On Sunday, May 22nd, I performed a few of my compositions scored for voice, clarinet, piano, electric bass, and drums for a concert in Ham Hall at University of Nevada, Las Vegas. I consider these versions remixes, since the original versions were written for a different instrumentation, and also modified in various ways in order to create versions suitable for this instrumentation in a live show context. It meant a lot to me to have this opportunity to showcase a 15-minute set, and grateful to the musicians I asked for joining me to make this happen: Cory Tiffin (clarinet), Jason Corpuz (piano), Summer Kodama (electric bass), and Jeremy Klewicki (drums).
Excerpt from Burning Light (remix); Video recording by Joshua Sjoen
Excerpt from Familiar Stranger (remix); Video recording by Joshua Sjoen

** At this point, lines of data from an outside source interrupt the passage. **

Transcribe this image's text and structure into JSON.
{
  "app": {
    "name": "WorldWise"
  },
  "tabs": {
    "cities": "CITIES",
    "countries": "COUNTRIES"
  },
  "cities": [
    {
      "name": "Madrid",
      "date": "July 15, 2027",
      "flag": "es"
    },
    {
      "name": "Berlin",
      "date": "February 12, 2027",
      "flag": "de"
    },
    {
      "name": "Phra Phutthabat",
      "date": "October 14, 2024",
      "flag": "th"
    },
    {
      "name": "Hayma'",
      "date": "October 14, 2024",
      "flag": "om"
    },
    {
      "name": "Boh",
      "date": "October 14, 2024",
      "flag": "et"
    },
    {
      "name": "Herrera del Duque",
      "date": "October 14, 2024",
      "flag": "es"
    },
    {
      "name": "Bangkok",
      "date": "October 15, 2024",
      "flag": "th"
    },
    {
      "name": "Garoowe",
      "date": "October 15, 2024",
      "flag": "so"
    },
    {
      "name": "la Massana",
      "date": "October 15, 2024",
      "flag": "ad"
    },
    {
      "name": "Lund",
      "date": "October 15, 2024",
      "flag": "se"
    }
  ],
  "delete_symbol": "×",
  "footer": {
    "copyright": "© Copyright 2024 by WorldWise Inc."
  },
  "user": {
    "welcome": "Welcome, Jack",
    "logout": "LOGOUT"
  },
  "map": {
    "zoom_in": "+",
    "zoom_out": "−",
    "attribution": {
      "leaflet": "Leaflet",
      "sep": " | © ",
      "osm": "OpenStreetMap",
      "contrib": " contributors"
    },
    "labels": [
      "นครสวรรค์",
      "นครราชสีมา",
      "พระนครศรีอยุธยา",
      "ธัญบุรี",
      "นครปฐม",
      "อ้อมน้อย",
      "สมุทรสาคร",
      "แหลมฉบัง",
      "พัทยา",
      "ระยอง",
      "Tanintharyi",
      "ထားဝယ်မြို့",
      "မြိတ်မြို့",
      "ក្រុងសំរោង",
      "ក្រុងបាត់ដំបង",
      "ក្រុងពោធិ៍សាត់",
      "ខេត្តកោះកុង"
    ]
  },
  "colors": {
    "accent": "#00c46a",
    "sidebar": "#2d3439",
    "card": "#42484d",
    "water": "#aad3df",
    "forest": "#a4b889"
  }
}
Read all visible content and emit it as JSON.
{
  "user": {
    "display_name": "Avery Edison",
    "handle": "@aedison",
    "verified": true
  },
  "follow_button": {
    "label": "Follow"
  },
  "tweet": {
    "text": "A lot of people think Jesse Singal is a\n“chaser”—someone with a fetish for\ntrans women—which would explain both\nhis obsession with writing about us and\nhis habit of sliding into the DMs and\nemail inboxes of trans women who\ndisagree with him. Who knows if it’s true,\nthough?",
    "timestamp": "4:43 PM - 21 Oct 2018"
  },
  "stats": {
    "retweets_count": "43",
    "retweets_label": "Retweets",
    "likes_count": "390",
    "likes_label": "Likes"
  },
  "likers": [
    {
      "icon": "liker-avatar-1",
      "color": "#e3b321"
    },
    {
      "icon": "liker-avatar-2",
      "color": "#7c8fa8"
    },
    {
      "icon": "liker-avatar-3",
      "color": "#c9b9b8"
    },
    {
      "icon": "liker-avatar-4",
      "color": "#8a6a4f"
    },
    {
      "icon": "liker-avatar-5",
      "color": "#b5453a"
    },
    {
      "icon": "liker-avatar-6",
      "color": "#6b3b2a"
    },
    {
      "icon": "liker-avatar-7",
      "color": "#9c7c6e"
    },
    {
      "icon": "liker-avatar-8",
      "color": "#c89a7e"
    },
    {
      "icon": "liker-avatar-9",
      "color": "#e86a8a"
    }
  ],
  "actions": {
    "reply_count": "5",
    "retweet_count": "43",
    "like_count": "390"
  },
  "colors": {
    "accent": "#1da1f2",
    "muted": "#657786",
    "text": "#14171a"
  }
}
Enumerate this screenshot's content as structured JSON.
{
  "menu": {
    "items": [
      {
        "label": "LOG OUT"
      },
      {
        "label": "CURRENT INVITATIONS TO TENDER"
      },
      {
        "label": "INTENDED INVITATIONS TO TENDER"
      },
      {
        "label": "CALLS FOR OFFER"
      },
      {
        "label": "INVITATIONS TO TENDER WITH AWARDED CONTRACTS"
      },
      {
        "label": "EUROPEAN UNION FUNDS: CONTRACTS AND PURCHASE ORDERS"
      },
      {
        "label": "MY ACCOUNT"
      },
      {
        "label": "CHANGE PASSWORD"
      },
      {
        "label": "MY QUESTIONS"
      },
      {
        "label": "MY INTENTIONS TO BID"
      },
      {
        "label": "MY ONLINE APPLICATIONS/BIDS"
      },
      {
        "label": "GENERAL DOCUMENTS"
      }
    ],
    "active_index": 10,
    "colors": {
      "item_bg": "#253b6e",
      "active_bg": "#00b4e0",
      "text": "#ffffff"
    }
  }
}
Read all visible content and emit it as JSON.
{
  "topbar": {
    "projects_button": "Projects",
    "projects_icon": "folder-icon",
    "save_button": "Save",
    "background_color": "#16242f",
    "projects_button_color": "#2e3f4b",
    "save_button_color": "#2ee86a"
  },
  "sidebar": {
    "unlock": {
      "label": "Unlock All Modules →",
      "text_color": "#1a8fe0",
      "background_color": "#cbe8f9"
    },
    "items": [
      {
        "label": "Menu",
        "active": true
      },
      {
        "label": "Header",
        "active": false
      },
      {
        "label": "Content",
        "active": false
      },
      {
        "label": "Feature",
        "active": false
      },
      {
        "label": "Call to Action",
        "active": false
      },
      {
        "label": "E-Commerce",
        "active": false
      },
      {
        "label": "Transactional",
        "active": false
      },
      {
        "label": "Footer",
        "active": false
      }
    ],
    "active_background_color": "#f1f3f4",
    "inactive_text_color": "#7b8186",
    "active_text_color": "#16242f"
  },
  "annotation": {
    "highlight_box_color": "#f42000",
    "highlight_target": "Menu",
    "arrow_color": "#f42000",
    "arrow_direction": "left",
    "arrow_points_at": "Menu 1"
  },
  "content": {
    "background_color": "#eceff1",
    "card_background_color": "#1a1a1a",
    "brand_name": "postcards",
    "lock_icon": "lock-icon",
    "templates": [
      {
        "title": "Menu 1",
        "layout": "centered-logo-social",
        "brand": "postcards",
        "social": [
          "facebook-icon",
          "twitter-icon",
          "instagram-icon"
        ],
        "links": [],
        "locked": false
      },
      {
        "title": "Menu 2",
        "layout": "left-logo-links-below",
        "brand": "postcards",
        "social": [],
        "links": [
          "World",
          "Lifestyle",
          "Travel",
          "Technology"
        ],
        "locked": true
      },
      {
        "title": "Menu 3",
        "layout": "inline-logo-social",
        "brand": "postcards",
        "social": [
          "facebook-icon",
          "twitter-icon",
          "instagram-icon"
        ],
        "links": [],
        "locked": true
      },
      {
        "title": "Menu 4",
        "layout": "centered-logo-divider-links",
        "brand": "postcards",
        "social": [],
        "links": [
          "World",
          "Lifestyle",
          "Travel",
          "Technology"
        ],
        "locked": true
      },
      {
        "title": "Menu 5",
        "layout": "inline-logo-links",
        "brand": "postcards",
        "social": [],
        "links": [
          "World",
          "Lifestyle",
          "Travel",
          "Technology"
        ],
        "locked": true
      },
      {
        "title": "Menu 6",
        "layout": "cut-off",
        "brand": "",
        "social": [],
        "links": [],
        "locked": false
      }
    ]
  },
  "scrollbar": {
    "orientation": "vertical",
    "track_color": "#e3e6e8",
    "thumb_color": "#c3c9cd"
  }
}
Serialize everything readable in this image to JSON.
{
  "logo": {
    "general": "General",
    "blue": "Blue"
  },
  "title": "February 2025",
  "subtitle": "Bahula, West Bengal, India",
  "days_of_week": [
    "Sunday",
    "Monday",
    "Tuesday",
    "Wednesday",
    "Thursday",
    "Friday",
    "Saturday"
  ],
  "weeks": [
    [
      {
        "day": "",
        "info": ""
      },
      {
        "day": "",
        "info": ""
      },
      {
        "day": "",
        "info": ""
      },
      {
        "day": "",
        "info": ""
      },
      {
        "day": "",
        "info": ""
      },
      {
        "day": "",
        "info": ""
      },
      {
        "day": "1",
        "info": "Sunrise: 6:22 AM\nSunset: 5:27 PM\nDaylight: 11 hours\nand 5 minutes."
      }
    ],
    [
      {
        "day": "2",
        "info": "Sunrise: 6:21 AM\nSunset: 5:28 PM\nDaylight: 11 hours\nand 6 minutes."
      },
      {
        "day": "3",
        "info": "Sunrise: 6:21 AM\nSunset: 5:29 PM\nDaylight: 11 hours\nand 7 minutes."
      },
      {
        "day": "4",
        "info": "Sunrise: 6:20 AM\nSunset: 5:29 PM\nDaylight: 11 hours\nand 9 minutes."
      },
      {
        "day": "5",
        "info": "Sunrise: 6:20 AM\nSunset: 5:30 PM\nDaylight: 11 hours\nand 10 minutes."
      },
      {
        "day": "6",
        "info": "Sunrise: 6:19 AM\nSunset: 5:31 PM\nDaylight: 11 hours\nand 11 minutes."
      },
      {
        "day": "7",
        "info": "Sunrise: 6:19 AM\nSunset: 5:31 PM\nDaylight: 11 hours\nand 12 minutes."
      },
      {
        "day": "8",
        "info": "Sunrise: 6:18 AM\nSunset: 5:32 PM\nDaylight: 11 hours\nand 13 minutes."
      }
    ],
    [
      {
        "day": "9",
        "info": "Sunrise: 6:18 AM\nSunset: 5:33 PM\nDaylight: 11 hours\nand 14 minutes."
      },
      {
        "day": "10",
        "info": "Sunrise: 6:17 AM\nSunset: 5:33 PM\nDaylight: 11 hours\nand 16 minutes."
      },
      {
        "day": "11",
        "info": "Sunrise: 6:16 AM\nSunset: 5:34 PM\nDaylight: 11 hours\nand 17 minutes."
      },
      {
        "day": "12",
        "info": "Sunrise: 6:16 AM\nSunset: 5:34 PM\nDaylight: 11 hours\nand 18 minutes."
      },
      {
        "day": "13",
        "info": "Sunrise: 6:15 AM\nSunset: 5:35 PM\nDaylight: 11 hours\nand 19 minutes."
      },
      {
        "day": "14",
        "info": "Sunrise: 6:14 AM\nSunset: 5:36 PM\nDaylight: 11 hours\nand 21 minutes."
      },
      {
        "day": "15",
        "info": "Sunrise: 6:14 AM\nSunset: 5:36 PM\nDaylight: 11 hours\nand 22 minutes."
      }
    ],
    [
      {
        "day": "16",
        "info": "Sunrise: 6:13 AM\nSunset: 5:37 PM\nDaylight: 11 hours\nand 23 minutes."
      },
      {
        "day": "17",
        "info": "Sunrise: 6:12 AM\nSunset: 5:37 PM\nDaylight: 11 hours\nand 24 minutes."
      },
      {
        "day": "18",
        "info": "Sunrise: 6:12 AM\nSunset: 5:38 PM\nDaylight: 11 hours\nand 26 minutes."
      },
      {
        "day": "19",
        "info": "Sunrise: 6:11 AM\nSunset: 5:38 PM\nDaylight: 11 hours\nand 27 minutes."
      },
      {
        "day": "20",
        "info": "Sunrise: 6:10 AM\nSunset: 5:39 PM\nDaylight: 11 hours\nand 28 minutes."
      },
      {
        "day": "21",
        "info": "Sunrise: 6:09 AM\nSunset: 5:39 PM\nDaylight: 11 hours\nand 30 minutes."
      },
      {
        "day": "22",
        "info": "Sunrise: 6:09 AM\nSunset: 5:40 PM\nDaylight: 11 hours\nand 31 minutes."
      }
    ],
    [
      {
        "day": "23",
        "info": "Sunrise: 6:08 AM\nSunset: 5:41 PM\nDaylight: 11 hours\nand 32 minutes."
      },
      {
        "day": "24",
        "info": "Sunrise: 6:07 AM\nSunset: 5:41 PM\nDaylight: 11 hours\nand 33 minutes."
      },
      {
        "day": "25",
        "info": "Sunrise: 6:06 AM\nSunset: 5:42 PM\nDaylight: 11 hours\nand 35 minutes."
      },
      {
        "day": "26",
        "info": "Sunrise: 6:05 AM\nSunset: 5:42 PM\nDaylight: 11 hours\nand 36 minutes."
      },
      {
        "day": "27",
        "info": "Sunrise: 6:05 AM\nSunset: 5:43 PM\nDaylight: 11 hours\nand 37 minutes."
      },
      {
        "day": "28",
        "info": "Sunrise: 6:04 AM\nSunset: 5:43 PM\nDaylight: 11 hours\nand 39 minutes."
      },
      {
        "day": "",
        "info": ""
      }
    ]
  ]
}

Excerpt from Moments Shared, Moments Lost (remix); Video recording by Joshua Sjoen
Saturday April 23rd and Sunday April 24th, I worked with people of all ages to create music on the spot in reaction to the historical Las Vegas Signs in the Neon Museum. I began with an interactive composition I wrote that involved teaching rhythms to separate groups, giving people percussion instruments to beat out the rhythms, and then groove with the parts I wrote out for piano, clarinet, and voice. Following that exercise, they broke out into small groups and chose a sign in the gallery. Their task was to create a composition together in reaction to the visual elements. Many of the groups used words and set them to a rhythm, and some people even added choreography and song. Closing each session, pianist Jae Ahn-Benton, clarinetist Ivan-Ivanov and percussionist Manny Gamazo played the shortened remix version of my composition Moments Shared, Moments Lost. It was such a fun event, and was a pleasure to engage with so many people (both locals and tourists) in the area! I hope to have the opportunity to do many more programs like this in the future!
My composition “Moments Shared, Moments Lost” (2016) was premiered by clarinetist Ivan Ivanov and Jae Ahn-Benton on organ at Doc Rando Hall, University of Nevada, Las Vegas on April 18th, 2016. Here are some photos from the premiere! Composers Augusta Read Thomas and Bernard Rands were in residence at UNLV that weekend, and it was a fun and inspiring few days!
On Sunday, April 3rd, the UNLV Wind Orchestra under the direction of Tom Leslie recorded my composition Bordello Nights with the jazz soloists Eric Marienthal, Colin Gordon, Mitch Forman, Kevin Axt, and Bernie Dresel. The ensemble sounded fantastic, and cannot wait to hear the finished product next year!
My new composition 898 Hildegard for chorus and orchestra commissioned by the Genesee Valley Orchestra and Chorus will be premiered first in Rochester, NY, and then will receive its Southwest premiere by the Las Vegas Philharmonic April 2017.
898 Hildegard was commissioned to honor the GVOC’s founder, Sister Virginia Hogan, through the verse and melody of Hildegard von Bingen (1098-1179). The title is borrowed from the name of a planetoid in our solar system, 898 Hildegard, thus connecting civilization’s ancient cosmos with the one that it continues to discover. I used excerpts from her chants “O Vis Eternitatis” and “O Gloriosissimi Lux Vivens Angeli,” in which the text is about eternity and angels. Then, I listened to the recordings of these chants on the Hildegard Society website (www.hildegard-society.org), and transcribed the performances in order to learn how these chants are presented rhythmically. After studying the intricate details of both chants, I then intertwined the original chant material with my own variations throughout, melding it together into a through-composed composition that not only displays my compositional style, but also highlights these beautiful chants by Hildegard von Bingen.
Clarinetist Cory Tiffin premiered my composition Reste at the UNLV Nextet Concert March 14, 2016. Joining him was Luigi Ng on vibraphone, and Jae Ahn-Benton on piano. What a beautiful performance!
The French definition of reste is “to remain or stay.” It is fascinating how we may not remember activities or conversations we had yesterday or even minutes prior, but we would recall vivid details about specific events in the more distant past. As we recall these events more than once, did some details change over time, and if so, how real is this memory? I came across this quote from the Stanford Encyclopedia of Philosophy on the concept of Memory: “The very idea of truth in memory, and the attendant possibility of error, implies that we are naturally realists about the past: but this fact about us doesn’t dictate answers to questions about just how, or how often, we do remember past truly.” Relating this to my composition, the eight-note motive first played in the vibraphone and piano that continually return throughout represent the objective memories that remain with us over time that may or may not help shape our identity (i.e., the actual event versus our own perception/interpretation). The clarinet part contains fragments from the motive along with other melodic material that shapes the lines, representing the subjectivity we have when recalling past events, and how our own interpretations can creep in and re-shape the memories we have over time.
Reste will also be performed at the New Music at the Green Mill Series in Chicago May 1, 2016.